Freddy’s Dead: The Final Nightmare (1991)
Freddy’s Dead: The Final Nightmare occupies a strange place in the franchise. On one hand, it’s never as generic or dull as The Dream Child. Talalay is a talented filmmaker and, for at least part of the movie, Freddy’s Dead borders on inspired parody. Nevertheless, Freddy’s Dead is easily the worst Elm Street film, a tone-deaf mess that’s neither funny nor scary. Some might argue that this sequel aims for campiness, but that doesn’t mean it hits the mark. It also doesn’t mean that’s what fans wanted. Aside from completing Freddy’s transformation into a cartoonish shadow of his former self, Freddy’s Dead further retcons the character, unnecessarily adding a daughter to the mix. Nothing in the final act works. And the 3D is laughable. This should have marked the end of the series. Fortunately, Wes Craven stepped in and redeemed Freddy with Wes Craven’s New Nightmare.

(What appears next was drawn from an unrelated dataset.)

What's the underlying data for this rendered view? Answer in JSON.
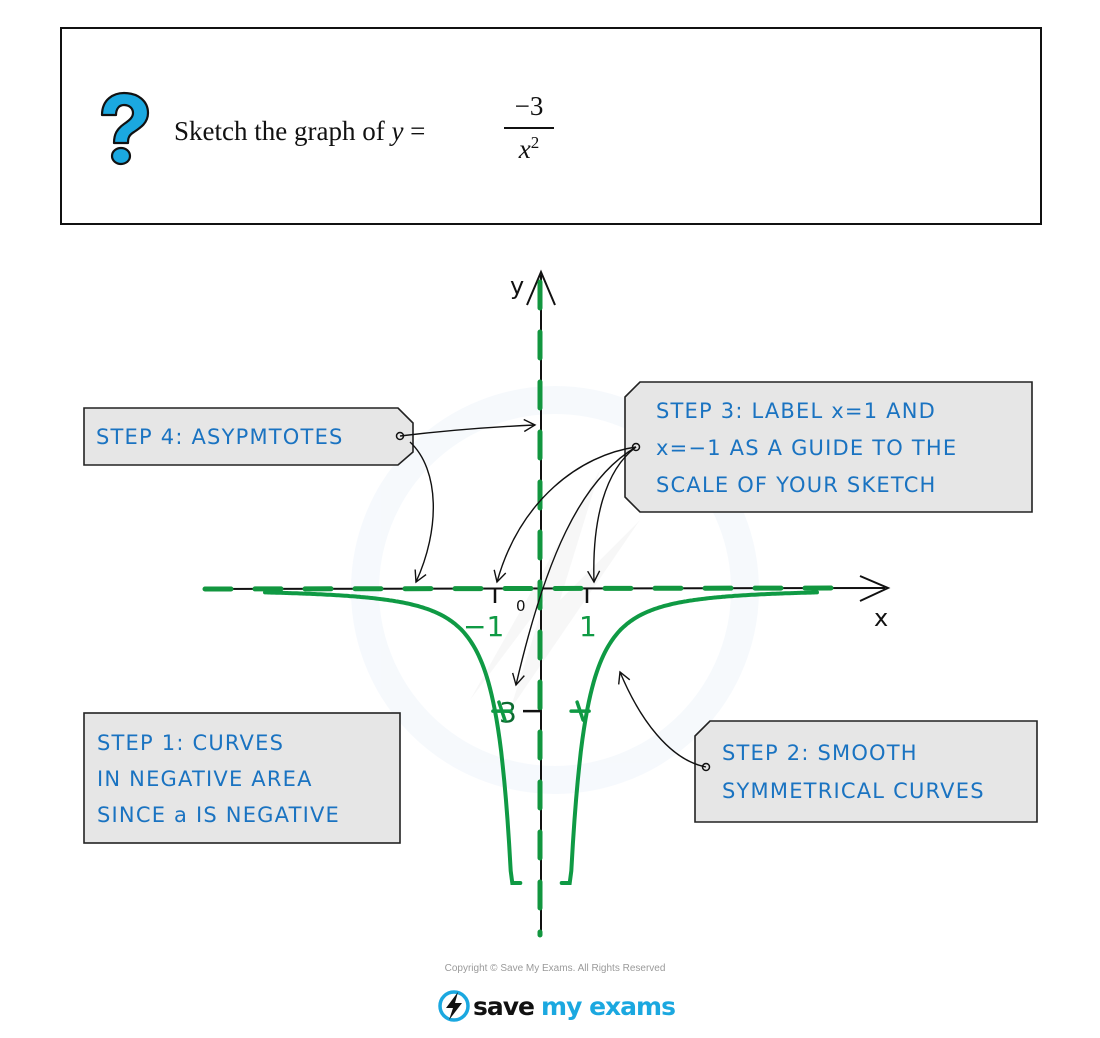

Resident Evil: Afterlife (2010)
Here we go again. There’s something about the fourth film in horror franchises. Saw IV, The Final Destination, Parnormal Activity IV – they all signaled diminishing returns for their respective series. Despite Paul WS Anderson’s returning behind the camera, Afterlife can’t escape the fourth film jinx. Undoubtedly, the sequel is a downgrade across the board. Poor CGI effects, noticeable green screen, incoherent plotting, and unmemorable new characters – Afterlife is a tough slog. So much about this movie is incomprehensible. The Axeman looks cool, but makes no sense for a movie about zombies. And yes, I know the movies are based on videogames, but that doesn’t mean they have to be literal adaptations. Mila Jovovich’s Alice loses her powers, but she’s still pretty superhuman. Shawn Roberts’ Wesker is easily the dullest villain in the series. Movies based on video games can be stupid, but they can’t be boring.
Scream 3 (2000)
Of all the bad sequels on this list, Scream 3 is the best of the bunch. Though critics and fans alike hated on it, Scream 3 is nowhere near as bad as its reputation implies. In fact, it’s a masterpiece as compared to some of the movies on this list. Among its problems, Wes Craven overstuffed the story. This is a sequel that buckles under the weight of its own twists. Of course, there’s also the needless retconning to justify its own existence. But Scream 3’s biggest problem is that it still feels unnecessary. Even if it’s not perfect. Scream 4 felt like it had a reason to exist after a 10-year hiatus and plenty of changes in horror and the world around it. Instead, Scream 3’s insistence that it’s playing by the rules of a trilogy doesn’t work.
Jason Goes to Hell: the Final Friday (1993)
No, Jason X is not the worst Friday the 13th sequel. Not even close. That dishonor belongs to Jason Goes to Hell. The good – Kane Hodder is back as as Jason Voorhees. And that’s it. Bottom line, Jason Goes to Hell has absolutely no other redeeming qualities. Not a single one. Like too many later sequels in aging franchises, Jason Goes to Hell unnecessarily retcons Jason’s origins. But this sequel’s biggest sin – it doesn’t actually feature much Jason. Instead, Jason is ‘blown up real good’ at the start and his spirit possesses other bodies. The supernatural twist to the film represents a series low-point. If there’s anything to appreciate about Jason Goes to Hell, it does have one scene where a coroner eats Jason’s heart. Don’t ask.